Search the Bridge

Mailing List

Contact Us

Staff

Research Briefs

Search Research Briefs
| Browse Research Briefs

Physicians can have key role in helping to deal with substance abuse. Primary care physicians are well positioned to support patients recovering from drug and alcohol addiction. However, a lack of education about the causes and treatment of substance abuse can prevent helping these patients, says a School of Medicine research team led by Richard Saitz, assistant professor of medicine and public health. The study appears in the current issue of the Journal of the American Medical Association.

Because primary care physicians interact with their patients over a span of years or decades, they are ideally suited to monitor their patients' progress, says Saitz. They can facilitate involvement in 12-step recovery groups, encourage finding a job or going to school, and collaborate with addiction-specialty professionals. Physicians can also help patients cope with recovery through regularly scheduled visits. "Small amounts of counseling for a recovering addict, such as five to ten minutes during each visit, may be as effective as more intensive approaches," he says.

According to Saitz, more than 20 percent of adults in primary care settings have a past or current substance use problem. "Physicians should take a nonjudgmental but direct approach when asking their patients about substance abuse," he says. "When knowledgeable about dealing with substance abuse, physicians who convey concern and empathy can build a supportive relationship that may be crucial to recovery.

"Given the current knowledge about relapse prevention and the effectiveness of physician involvement with their patients' substance use problems, primary care physicians should begin the important work of educating themselves to support, monitor, and maintain patients in recovery from alcohol or other drug problems," he adds.

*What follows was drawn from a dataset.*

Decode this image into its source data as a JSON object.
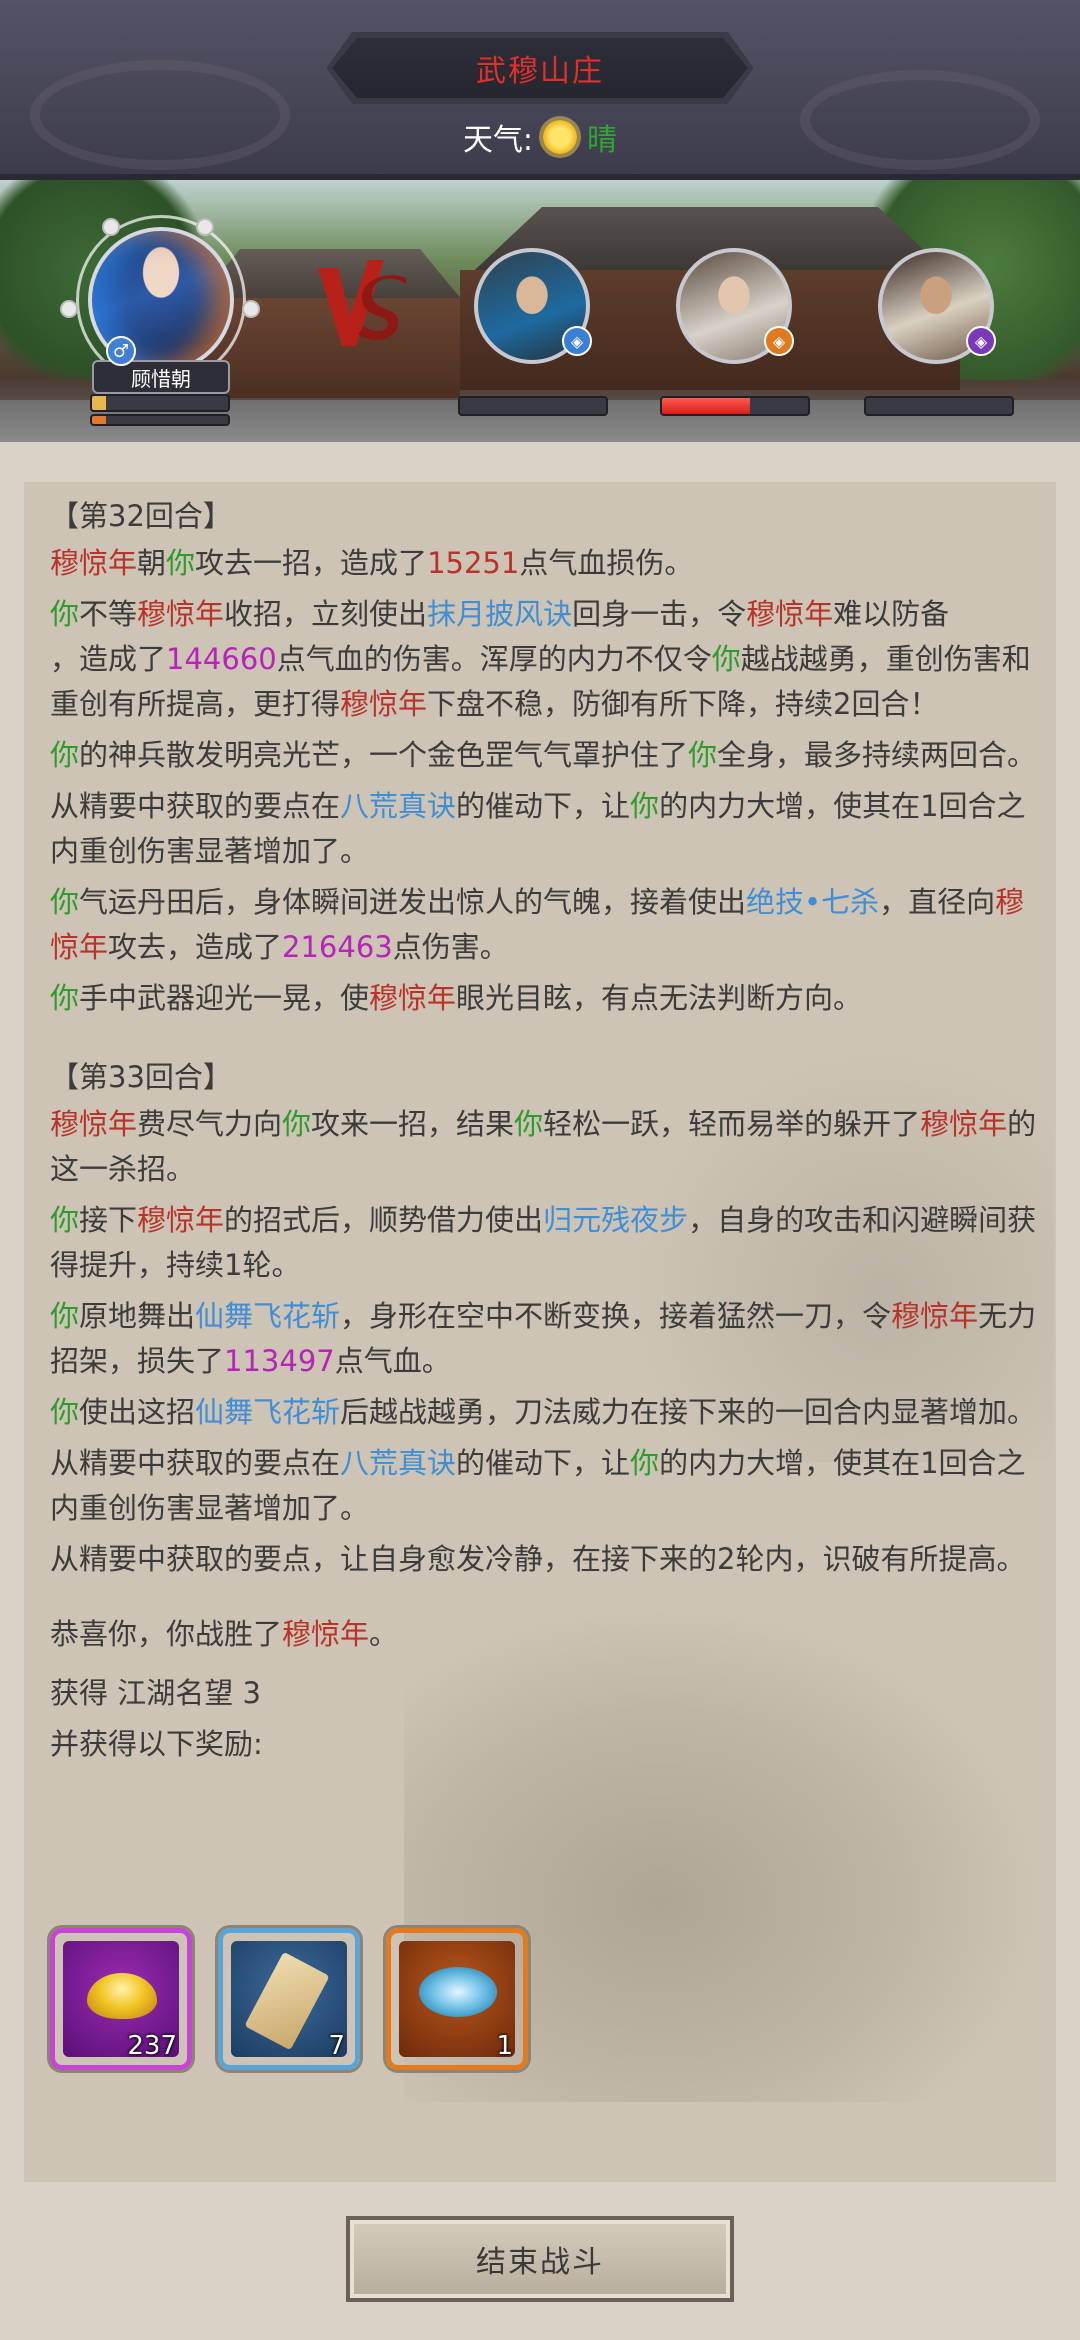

Uncovering why great technologies never were. "A computer on every desktop." Not only is that Microsoft's vision statement, it has quickly become a reality in the workplace. But how did consumers end up with MS-DOS and not rival operating system CP/M as the technological standard?

According to School of Management Assistant Professor Melissa Schilling, CP/M's technology was "locked out" of the market. Her recent study has uncovered the economic and strategic factors that drive technological success and failure, and has discovered a reliable way to determine which technologies will thrive. The theory portion of the study was recently published in the Academy of Management Review.

"There are forces which encourage the adoption of technology standards," she says. One force, pressure for compatibility, encourages the market to adopt a dominant design, which can be a single product, a family of products, or a process by which products and services are delivered. The problem, Schilling discovered, is that firms with equally good -- or even better -- products risk being locked out of a market for which there is an entrenched dominant standard.

"Sony's Betamax or Steve Jobs' Next personal computers were terrific technologies that were unable to compete with products that had more complementary goods -- namely videotapes and software -- available," she says. Other factors affecting technological lockout include the size of the installed base, government regulation, and wrong timing of a product's entry into the market.

While other economic research has focused on external market forces driving technology choice, Schilling found that factors such as a firm's internal strategic choices influence technology adoption as well. "A firm that has a greater understanding of the internal forces driving technology selection and that effectively manipulates them should have a competitive advantage in technology markets," she says. A firm's strategy regarding licensing arrangements, aggressive marketing, and bundling will have great impact on its likelihood of being locked out, she found.

"Everyone assumes that Gates' MS-DOS became the dominant standard not because of its technological superiority, but because rival operating system pioneer Gary Kildall chose not to meet with IBM the day they came out to speak with him regarding bundling CP/M with their PCs. This appears to be a pretty random event," she notes. In declining to license his operating system to IBM, however, Kildall forfeited a huge, ready-made market -- afterwards, he could never catch up with Gates' share of the installed base. So, Schilling points out, the apparently random nonmeeting actually affected technology selection in an ordered, predictable way.

"Research Briefs" is written by Joan Schwartz in the Office of the Provost. To read more about BU research, visit http://www.bu.edu/research.

       

15 May 2003
Boston University
Office of University Relations